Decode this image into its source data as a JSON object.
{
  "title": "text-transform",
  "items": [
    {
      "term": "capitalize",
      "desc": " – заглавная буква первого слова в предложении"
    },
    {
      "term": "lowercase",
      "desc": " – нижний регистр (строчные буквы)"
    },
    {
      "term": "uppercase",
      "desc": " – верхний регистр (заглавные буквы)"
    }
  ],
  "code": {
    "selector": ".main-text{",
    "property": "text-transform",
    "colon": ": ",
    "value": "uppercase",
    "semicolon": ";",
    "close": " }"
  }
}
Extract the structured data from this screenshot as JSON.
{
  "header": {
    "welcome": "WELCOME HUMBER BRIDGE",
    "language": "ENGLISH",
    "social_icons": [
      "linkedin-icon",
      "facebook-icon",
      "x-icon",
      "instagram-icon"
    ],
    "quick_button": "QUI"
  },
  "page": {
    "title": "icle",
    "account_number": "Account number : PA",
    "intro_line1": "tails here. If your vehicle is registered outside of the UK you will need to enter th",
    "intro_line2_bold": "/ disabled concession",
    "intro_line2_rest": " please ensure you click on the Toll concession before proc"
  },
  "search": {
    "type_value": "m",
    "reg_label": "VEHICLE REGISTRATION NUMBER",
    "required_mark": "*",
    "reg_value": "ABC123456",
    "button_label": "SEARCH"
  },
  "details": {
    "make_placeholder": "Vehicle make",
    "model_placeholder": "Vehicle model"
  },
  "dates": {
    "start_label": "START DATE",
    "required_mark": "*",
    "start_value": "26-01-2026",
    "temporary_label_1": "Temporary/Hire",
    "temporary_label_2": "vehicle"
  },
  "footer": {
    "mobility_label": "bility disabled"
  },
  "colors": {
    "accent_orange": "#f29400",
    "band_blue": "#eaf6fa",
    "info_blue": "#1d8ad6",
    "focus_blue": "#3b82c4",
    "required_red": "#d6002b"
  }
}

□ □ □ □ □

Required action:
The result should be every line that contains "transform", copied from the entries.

Answer to this exercise:
  "title": "text-transform",
    "property": "text-transform",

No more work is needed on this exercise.